Records:

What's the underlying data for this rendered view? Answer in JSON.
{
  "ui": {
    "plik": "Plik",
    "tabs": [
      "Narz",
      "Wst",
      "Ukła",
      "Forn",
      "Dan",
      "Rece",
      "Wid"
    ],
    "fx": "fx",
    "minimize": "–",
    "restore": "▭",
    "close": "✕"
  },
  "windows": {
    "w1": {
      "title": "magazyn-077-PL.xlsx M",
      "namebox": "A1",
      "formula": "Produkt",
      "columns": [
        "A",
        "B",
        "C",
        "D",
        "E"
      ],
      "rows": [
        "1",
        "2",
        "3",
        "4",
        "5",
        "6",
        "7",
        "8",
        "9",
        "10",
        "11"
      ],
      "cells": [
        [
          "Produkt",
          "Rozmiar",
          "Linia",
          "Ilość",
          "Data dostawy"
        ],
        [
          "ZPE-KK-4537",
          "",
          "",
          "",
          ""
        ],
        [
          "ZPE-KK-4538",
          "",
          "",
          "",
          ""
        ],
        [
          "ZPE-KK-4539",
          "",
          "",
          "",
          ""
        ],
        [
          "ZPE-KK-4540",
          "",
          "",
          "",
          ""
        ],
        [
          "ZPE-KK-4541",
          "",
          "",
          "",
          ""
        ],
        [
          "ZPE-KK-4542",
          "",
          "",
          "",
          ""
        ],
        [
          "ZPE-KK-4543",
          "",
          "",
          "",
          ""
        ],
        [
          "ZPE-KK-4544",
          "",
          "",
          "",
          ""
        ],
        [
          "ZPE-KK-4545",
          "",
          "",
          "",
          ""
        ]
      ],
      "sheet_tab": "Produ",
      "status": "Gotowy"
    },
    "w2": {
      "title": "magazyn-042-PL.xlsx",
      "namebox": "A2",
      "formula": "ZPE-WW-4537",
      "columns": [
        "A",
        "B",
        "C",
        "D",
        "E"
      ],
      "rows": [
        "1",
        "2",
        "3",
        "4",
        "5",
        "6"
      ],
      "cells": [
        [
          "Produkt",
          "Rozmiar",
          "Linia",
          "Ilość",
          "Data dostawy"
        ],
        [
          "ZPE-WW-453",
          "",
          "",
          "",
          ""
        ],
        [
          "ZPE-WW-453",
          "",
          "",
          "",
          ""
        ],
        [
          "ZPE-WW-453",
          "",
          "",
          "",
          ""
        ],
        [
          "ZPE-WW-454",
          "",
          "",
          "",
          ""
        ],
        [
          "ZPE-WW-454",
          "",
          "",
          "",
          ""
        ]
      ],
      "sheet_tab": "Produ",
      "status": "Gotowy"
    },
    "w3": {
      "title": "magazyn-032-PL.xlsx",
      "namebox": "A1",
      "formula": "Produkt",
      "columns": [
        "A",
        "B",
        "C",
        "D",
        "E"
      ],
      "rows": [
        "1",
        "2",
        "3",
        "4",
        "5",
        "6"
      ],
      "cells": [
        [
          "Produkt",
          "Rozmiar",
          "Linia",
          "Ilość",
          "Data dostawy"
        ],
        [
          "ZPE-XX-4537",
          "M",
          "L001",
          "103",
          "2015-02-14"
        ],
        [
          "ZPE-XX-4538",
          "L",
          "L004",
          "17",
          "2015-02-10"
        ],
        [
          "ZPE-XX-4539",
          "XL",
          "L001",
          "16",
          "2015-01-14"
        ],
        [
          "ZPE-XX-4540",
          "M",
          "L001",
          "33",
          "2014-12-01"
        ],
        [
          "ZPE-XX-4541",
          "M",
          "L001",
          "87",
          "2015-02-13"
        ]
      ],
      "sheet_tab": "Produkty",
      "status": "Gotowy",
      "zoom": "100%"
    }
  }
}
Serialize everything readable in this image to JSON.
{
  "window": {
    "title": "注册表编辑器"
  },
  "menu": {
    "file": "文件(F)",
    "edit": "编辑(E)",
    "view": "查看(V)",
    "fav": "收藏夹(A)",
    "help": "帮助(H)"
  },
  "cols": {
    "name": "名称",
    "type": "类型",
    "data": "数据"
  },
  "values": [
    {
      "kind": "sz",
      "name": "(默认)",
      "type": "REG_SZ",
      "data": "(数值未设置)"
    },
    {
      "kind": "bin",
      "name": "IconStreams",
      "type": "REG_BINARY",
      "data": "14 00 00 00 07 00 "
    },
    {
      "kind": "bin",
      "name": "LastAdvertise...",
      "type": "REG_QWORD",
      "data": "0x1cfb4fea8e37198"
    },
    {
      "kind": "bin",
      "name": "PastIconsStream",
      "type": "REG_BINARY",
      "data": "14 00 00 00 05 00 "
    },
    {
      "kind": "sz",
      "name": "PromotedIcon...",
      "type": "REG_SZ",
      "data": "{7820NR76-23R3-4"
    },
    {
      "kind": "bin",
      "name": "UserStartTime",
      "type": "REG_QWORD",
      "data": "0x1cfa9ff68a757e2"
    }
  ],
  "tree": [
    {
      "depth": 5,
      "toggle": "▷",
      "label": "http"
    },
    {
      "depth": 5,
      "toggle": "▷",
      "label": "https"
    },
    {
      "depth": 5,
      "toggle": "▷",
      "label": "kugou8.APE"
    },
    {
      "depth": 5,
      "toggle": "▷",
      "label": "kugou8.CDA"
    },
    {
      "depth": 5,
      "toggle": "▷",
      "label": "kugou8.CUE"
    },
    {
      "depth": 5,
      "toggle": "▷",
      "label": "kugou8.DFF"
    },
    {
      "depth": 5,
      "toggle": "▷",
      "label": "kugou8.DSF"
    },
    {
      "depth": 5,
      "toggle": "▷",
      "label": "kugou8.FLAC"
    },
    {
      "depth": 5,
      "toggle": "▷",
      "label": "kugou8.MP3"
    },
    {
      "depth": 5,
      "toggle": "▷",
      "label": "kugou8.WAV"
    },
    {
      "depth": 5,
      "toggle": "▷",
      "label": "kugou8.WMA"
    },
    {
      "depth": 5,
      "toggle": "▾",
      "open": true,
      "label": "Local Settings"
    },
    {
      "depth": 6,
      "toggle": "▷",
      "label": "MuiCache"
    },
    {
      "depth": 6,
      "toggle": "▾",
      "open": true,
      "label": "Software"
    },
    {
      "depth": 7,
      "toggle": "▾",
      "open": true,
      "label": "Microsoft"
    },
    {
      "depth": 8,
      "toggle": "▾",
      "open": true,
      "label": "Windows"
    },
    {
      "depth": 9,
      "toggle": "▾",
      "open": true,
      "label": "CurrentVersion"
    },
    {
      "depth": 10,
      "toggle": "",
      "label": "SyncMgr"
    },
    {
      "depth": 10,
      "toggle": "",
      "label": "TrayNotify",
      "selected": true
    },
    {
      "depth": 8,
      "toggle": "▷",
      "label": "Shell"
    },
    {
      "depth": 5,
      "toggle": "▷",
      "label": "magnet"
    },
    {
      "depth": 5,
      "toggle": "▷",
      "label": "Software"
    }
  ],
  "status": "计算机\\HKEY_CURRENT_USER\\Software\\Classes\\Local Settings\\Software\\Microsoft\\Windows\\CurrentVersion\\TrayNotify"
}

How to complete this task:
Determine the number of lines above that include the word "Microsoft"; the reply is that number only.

Answer to the exercise:
2